Audra White has always been conscientious about having her preventive health screenings done in a timely manner. When she turned 40, she immediately scheduled her mammography. And, when she turned 50, she knew it was time to get her first colonoscopy.
Her primary care doctor recommended that she visit Dr. Benjamin Young of Gastro Health – Virginia for her colon cancer screening.
“At the time, I wasn’t really aware that I was having any issues. Hindsight is always 20/20,” said White. “When you turn 50, things start to not be as regular and changes come gradually. It just wasn’t something that I paid any mind to.”
That was until White received the news that Dr. Young found a large mass in her colon that looked like it had spread. She immediately underwent a CT scan and was diagnosed with stage 3B colon cancer.
Colorectal cancer may not cause symptoms right away, which is why screenings are so important for detection. White now recalls, in retrospect, that her stool appeared dark – an indication that there may have been blood – and that there were changes in her bowel habits such as narrowing of the stool.
“The development of colorectal cancer can take some time,” said Dr. Young. “Before a polyp has time to become cancerous, we can spot it and remove it during a colonoscopy, which is why screenings are so important. Colorectal cancer is one of the most preventable cancers out there.”

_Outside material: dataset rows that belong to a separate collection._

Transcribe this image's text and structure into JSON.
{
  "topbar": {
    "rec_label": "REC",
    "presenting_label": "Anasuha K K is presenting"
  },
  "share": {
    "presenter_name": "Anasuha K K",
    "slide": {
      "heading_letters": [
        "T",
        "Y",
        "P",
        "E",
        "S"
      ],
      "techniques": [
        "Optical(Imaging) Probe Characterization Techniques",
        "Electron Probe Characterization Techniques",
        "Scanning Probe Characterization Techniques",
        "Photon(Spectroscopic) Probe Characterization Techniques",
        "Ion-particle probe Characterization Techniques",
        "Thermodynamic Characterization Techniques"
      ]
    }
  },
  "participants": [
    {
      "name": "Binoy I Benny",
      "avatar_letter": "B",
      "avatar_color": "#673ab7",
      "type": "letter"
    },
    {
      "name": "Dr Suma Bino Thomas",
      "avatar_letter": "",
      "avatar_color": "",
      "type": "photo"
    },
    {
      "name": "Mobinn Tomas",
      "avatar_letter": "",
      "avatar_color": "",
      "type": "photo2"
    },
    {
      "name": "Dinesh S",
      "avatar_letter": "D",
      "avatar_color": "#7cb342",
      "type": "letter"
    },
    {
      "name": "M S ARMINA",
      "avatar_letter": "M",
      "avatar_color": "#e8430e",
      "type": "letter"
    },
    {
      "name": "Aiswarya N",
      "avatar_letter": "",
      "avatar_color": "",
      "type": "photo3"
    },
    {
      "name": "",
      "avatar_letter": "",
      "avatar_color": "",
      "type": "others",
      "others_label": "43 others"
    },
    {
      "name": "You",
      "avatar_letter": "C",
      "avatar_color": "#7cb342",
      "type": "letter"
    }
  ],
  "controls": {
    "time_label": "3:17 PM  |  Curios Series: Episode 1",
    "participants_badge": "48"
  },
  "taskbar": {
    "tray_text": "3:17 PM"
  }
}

Within one week from the day of her diagnosis, White had a partial colectomy performed, which is when a surgeon removes the diseased part of the colon. White had two feet of colon removed by Dr. Kiyanda Baldwin-Young, Dr. Young’s wife who happens to be a colorectal surgeon.
“They are quite the pair,” recalls White. “Together they helped me tackle the issue and get through the other side of it.”
After allowing her body to heal from surgery, White then underwent a six-month treatment of chemotherapy from June through November in 2018. During that time, she was celebrating her daughter’s college graduation, had a surgery for a hernia, and never missed a day of work. Her treatment also called for her to visit her oncologist every three months for bloodwork and CT scans to make sure that her cancer had not returned. Her last colonoscopy came back clear though she continues to monitor as needed.
In 2018, the American Cancer Society Guideline Development Committee updated their guidelines for colon cancer screenings to begin at age 45 – instead of 50 – for those with higher risk factors such as a strong family history of colon polyps or colon cancer.
“I think my grandmother may have died of colon cancer but no one in my family ever discussed it,” recalls White. “Had somebody mentioned it, I might have thought about it differently.”
However, White believes everything played out for a reason.
“Had the updated guidelines been in place when I was 45 and I had a colonoscopy, maybe they would not have detected anything and told me to come back in ten years,” says White. “Knowing they already found cancer in me when I was 50, waiting until I was 55 for my next colonoscopy might have meant I would not have made it. Nonetheless, my children will start getting tested early now that I had cancer.”
White’s three children – ages 31, 29, and 25 – will now have to undergo colon cancer screenings at an earlier age than most since they have a first-degree family member history of colon cancer. According to the American Cancer Society, there has been an alarming increase of colon cancer detected in those under the age of 50 since 1994 with more than 16,000 people under 50 diagnosed each year.
“I want people to realize that this can happen to anyone, for this type of cancer especially,” cautions White. “It’s not like I’m a smoker who could expect to get lung cancer or someone who was laying in tanning beds and getting melanoma. This type of cancer can be prevented, and you can come out of the other side of it. It does not have to rule your life.”
As for her relationship with Dr. Young, White says, “I worship the ground he walks on. It cannot be easy to tell someone that their life is about to turn upside down, but it was because of him that I am here today. He is such a wonderful and caring physician that I never hesitate to recommend him to others.”
Almost Too Late for Sarah
Sarah High’s first colonoscopy probably saved her life. At the time, she was past the recommended age of 50 for an initial screening. If she had continued to put off the potentially lifesaving procedure, her story may not have had a happy ending.Read Article
The new recommended age for a colorectal cancer screening is 45
The US Preventive Services Task Force lowers the recommended colorectal cancer screening to age 45Read Article
How a routine colon cancer screening changed Susan’s life
When Susan turned 50, she was feeling fine, but scheduled a colon cancer screening anyway. The results surprised her.Read Article